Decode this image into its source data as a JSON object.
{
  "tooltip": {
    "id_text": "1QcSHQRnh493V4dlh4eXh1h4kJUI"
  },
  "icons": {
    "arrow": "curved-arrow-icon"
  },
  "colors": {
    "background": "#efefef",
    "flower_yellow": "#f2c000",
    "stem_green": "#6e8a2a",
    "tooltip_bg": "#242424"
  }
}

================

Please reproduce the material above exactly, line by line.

• [WRITTEN REPLY]:
Decode this image into its source data as a JSON object.
{
  "tooltip": {
    "id_text": "1QcSHQRnh493V4dlh4eXh1h4kJUI"
  },
  "icons": {
    "arrow": "curved-arrow-icon"
  },
  "colors": {
    "background": "#efefef",
    "flower_yellow": "#f2c000",
    "stem_green": "#6e8a2a",
    "tooltip_bg": "#242424"
  }
}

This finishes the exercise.